Dataset records
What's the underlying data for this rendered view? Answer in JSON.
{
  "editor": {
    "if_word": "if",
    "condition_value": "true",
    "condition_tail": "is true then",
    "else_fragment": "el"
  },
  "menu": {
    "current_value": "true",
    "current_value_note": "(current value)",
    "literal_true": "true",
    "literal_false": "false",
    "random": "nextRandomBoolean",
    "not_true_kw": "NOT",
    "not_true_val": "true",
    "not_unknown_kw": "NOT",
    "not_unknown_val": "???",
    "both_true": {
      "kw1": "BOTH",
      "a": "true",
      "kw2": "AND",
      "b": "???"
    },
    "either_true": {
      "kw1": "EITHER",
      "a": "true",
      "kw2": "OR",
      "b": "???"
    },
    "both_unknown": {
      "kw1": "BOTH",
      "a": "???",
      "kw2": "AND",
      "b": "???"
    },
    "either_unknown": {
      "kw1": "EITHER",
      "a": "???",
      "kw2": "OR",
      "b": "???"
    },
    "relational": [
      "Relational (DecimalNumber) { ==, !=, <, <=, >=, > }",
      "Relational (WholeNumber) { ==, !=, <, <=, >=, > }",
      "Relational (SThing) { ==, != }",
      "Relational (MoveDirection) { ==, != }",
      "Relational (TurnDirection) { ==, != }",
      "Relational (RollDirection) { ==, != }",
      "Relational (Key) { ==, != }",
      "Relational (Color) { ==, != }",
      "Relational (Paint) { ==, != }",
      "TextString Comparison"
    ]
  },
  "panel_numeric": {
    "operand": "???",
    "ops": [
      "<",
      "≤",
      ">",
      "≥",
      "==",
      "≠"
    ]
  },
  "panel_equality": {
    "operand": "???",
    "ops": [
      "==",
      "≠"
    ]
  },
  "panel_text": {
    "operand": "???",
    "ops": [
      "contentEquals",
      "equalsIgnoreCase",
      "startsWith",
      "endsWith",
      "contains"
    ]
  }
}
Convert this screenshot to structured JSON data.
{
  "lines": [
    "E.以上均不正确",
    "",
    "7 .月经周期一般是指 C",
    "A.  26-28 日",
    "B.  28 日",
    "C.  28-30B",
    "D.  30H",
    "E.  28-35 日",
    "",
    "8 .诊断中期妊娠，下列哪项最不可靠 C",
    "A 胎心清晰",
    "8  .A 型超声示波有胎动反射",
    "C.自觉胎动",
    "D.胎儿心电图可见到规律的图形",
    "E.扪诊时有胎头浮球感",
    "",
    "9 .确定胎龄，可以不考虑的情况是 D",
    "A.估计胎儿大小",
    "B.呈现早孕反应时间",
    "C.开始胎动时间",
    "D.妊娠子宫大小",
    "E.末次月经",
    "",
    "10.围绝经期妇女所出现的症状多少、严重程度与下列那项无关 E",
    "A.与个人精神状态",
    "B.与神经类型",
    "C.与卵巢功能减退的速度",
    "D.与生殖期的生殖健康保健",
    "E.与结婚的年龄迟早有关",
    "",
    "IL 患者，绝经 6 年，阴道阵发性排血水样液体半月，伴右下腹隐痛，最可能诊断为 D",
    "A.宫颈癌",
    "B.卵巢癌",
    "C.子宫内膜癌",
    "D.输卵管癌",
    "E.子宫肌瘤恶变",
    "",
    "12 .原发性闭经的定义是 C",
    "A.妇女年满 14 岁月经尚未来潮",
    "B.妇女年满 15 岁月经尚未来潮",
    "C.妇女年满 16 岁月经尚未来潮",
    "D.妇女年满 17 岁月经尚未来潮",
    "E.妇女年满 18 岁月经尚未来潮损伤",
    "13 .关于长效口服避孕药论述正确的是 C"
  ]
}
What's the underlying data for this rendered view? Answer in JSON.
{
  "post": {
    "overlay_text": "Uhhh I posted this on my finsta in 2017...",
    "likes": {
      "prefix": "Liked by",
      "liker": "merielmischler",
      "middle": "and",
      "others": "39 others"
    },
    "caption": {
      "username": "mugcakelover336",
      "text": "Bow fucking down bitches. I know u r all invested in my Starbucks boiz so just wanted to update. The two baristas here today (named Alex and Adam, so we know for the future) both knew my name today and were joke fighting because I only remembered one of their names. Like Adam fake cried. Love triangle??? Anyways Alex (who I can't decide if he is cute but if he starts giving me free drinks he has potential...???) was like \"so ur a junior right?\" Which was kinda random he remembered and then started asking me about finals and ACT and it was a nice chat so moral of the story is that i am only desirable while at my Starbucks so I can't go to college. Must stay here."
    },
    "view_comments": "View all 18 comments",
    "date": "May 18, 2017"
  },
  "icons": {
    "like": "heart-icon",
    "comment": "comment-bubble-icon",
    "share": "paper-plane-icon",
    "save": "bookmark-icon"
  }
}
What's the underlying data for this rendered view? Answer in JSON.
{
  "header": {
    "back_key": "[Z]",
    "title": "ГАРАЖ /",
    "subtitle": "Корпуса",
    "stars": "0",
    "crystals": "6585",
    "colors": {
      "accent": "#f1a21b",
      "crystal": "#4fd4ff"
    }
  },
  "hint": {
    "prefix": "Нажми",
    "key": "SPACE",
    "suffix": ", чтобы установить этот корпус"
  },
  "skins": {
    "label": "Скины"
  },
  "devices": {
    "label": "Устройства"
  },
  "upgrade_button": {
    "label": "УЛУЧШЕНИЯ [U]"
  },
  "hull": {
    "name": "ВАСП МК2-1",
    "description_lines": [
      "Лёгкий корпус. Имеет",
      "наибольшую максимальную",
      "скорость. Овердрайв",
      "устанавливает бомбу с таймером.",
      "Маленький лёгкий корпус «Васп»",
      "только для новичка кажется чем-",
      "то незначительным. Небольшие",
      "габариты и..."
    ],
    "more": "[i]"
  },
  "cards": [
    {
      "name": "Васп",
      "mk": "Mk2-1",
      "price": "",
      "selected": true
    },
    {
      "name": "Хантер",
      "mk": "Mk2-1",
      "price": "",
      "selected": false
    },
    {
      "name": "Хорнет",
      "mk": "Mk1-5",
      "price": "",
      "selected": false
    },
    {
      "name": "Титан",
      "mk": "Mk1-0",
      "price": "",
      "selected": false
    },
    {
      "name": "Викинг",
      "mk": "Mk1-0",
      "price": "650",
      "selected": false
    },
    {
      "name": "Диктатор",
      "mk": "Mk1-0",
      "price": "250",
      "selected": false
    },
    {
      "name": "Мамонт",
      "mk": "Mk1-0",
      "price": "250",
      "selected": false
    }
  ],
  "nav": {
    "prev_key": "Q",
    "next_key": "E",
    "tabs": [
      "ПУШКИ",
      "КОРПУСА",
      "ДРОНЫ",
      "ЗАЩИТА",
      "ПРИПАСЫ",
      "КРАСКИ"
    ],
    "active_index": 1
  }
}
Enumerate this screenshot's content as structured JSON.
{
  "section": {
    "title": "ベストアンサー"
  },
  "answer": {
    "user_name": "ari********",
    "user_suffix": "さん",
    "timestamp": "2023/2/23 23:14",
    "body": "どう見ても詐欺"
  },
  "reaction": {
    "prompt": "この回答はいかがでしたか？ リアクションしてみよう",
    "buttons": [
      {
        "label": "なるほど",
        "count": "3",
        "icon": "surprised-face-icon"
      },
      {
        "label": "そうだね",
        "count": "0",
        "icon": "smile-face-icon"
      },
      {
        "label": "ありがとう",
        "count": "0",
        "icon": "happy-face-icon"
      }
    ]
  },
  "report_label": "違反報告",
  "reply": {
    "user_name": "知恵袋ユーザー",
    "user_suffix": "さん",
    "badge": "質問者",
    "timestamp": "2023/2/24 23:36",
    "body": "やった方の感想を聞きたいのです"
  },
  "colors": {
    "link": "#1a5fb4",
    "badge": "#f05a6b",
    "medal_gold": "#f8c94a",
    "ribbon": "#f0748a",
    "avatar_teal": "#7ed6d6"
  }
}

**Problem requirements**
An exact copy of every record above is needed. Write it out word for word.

**Answer to this exercise**
What's the underlying data for this rendered view? Answer in JSON.
{
  "editor": {
    "if_word": "if",
    "condition_value": "true",
    "condition_tail": "is true then",
    "else_fragment": "el"
  },
  "menu": {
    "current_value": "true",
    "current_value_note": "(current value)",
    "literal_true": "true",
    "literal_false": "false",
    "random": "nextRandomBoolean",
    "not_true_kw": "NOT",
    "not_true_val": "true",
    "not_unknown_kw": "NOT",
    "not_unknown_val": "???",
    "both_true": {
      "kw1": "BOTH",
      "a": "true",
      "kw2": "AND",
      "b": "???"
    },
    "either_true": {
      "kw1": "EITHER",
      "a": "true",
      "kw2": "OR",
      "b": "???"
    },
    "both_unknown": {
      "kw1": "BOTH",
      "a": "???",
      "kw2": "AND",
      "b": "???"
    },
    "either_unknown": {
      "kw1": "EITHER",
      "a": "???",
      "kw2": "OR",
      "b": "???"
    },
    "relational": [
      "Relational (DecimalNumber) { ==, !=, <, <=, >=, > }",
      "Relational (WholeNumber) { ==, !=, <, <=, >=, > }",
      "Relational (SThing) { ==, != }",
      "Relational (MoveDirection) { ==, != }",
      "Relational (TurnDirection) { ==, != }",
      "Relational (RollDirection) { ==, != }",
      "Relational (Key) { ==, != }",
      "Relational (Color) { ==, != }",
      "Relational (Paint) { ==, != }",
      "TextString Comparison"
    ]
  },
  "panel_numeric": {
    "operand": "???",
    "ops": [
      "<",
      "≤",
      ">",
      "≥",
      "==",
      "≠"
    ]
  },
  "panel_equality": {
    "operand": "???",
    "ops": [
      "==",
      "≠"
    ]
  },
  "panel_text": {
    "operand": "???",
    "ops": [
      "contentEquals",
      "equalsIgnoreCase",
      "startsWith",
      "endsWith",
      "contains"
    ]
  }
}
Convert this screenshot to structured JSON data.
{
  "lines": [
    "E.以上均不正确",
    "",
    "7 .月经周期一般是指 C",
    "A.  26-28 日",
    "B.  28 日",
    "C.  28-30B",
    "D.  30H",
    "E.  28-35 日",
    "",
    "8 .诊断中期妊娠，下列哪项最不可靠 C",
    "A 胎心清晰",
    "8  .A 型超声示波有胎动反射",
    "C.自觉胎动",
    "D.胎儿心电图可见到规律的图形",
    "E.扪诊时有胎头浮球感",
    "",
    "9 .确定胎龄，可以不考虑的情况是 D",
    "A.估计胎儿大小",
    "B.呈现早孕反应时间",
    "C.开始胎动时间",
    "D.妊娠子宫大小",
    "E.末次月经",
    "",
    "10.围绝经期妇女所出现的症状多少、严重程度与下列那项无关 E",
    "A.与个人精神状态",
    "B.与神经类型",
    "C.与卵巢功能减退的速度",
    "D.与生殖期的生殖健康保健",
    "E.与结婚的年龄迟早有关",
    "",
    "IL 患者，绝经 6 年，阴道阵发性排血水样液体半月，伴右下腹隐痛，最可能诊断为 D",
    "A.宫颈癌",
    "B.卵巢癌",
    "C.子宫内膜癌",
    "D.输卵管癌",
    "E.子宫肌瘤恶变",
    "",
    "12 .原发性闭经的定义是 C",
    "A.妇女年满 14 岁月经尚未来潮",
    "B.妇女年满 15 岁月经尚未来潮",
    "C.妇女年满 16 岁月经尚未来潮",
    "D.妇女年满 17 岁月经尚未来潮",
    "E.妇女年满 18 岁月经尚未来潮损伤",
    "13 .关于长效口服避孕药论述正确的是 C"
  ]
}
What's the underlying data for this rendered view? Answer in JSON.
{
  "post": {
    "overlay_text": "Uhhh I posted this on my finsta in 2017...",
    "likes": {
      "prefix": "Liked by",
      "liker": "merielmischler",
      "middle": "and",
      "others": "39 others"
    },
    "caption": {
      "username": "mugcakelover336",
      "text": "Bow fucking down bitches. I know u r all invested in my Starbucks boiz so just wanted to update. The two baristas here today (named Alex and Adam, so we know for the future) both knew my name today and were joke fighting because I only remembered one of their names. Like Adam fake cried. Love triangle??? Anyways Alex (who I can't decide if he is cute but if he starts giving me free drinks he has potential...???) was like \"so ur a junior right?\" Which was kinda random he remembered and then started asking me about finals and ACT and it was a nice chat so moral of the story is that i am only desirable while at my Starbucks so I can't go to college. Must stay here."
    },
    "view_comments": "View all 18 comments",
    "date": "May 18, 2017"
  },
  "icons": {
    "like": "heart-icon",
    "comment": "comment-bubble-icon",
    "share": "paper-plane-icon",
    "save": "bookmark-icon"
  }
}
What's the underlying data for this rendered view? Answer in JSON.
{
  "header": {
    "back_key": "[Z]",
    "title": "ГАРАЖ /",
    "subtitle": "Корпуса",
    "stars": "0",
    "crystals": "6585",
    "colors": {
      "accent": "#f1a21b",
      "crystal": "#4fd4ff"
    }
  },
  "hint": {
    "prefix": "Нажми",
    "key": "SPACE",
    "suffix": ", чтобы установить этот корпус"
  },
  "skins": {
    "label": "Скины"
  },
  "devices": {
    "label": "Устройства"
  },
  "upgrade_button": {
    "label": "УЛУЧШЕНИЯ [U]"
  },
  "hull": {
    "name": "ВАСП МК2-1",
    "description_lines": [
      "Лёгкий корпус. Имеет",
      "наибольшую максимальную",
      "скорость. Овердрайв",
      "устанавливает бомбу с таймером.",
      "Маленький лёгкий корпус «Васп»",
      "только для новичка кажется чем-",
      "то незначительным. Небольшие",
      "габариты и..."
    ],
    "more": "[i]"
  },
  "cards": [
    {
      "name": "Васп",
      "mk": "Mk2-1",
      "price": "",
      "selected": true
    },
    {
      "name": "Хантер",
      "mk": "Mk2-1",
      "price": "",
      "selected": false
    },
    {
      "name": "Хорнет",
      "mk": "Mk1-5",
      "price": "",
      "selected": false
    },
    {
      "name": "Титан",
      "mk": "Mk1-0",
      "price": "",
      "selected": false
    },
    {
      "name": "Викинг",
      "mk": "Mk1-0",
      "price": "650",
      "selected": false
    },
    {
      "name": "Диктатор",
      "mk": "Mk1-0",
      "price": "250",
      "selected": false
    },
    {
      "name": "Мамонт",
      "mk": "Mk1-0",
      "price": "250",
      "selected": false
    }
  ],
  "nav": {
    "prev_key": "Q",
    "next_key": "E",
    "tabs": [
      "ПУШКИ",
      "КОРПУСА",
      "ДРОНЫ",
      "ЗАЩИТА",
      "ПРИПАСЫ",
      "КРАСКИ"
    ],
    "active_index": 1
  }
}
Enumerate this screenshot's content as structured JSON.
{
  "section": {
    "title": "ベストアンサー"
  },
  "answer": {
    "user_name": "ari********",
    "user_suffix": "さん",
    "timestamp": "2023/2/23 23:14",
    "body": "どう見ても詐欺"
  },
  "reaction": {
    "prompt": "この回答はいかがでしたか？ リアクションしてみよう",
    "buttons": [
      {
        "label": "なるほど",
        "count": "3",
        "icon": "surprised-face-icon"
      },
      {
        "label": "そうだね",
        "count": "0",
        "icon": "smile-face-icon"
      },
      {
        "label": "ありがとう",
        "count": "0",
        "icon": "happy-face-icon"
      }
    ]
  },
  "report_label": "違反報告",
  "reply": {
    "user_name": "知恵袋ユーザー",
    "user_suffix": "さん",
    "badge": "質問者",
    "timestamp": "2023/2/24 23:36",
    "body": "やった方の感想を聞きたいのです"
  },
  "colors": {
    "link": "#1a5fb4",
    "badge": "#f05a6b",
    "medal_gold": "#f8c94a",
    "ribbon": "#f0748a",
    "avatar_teal": "#7ed6d6"
  }
}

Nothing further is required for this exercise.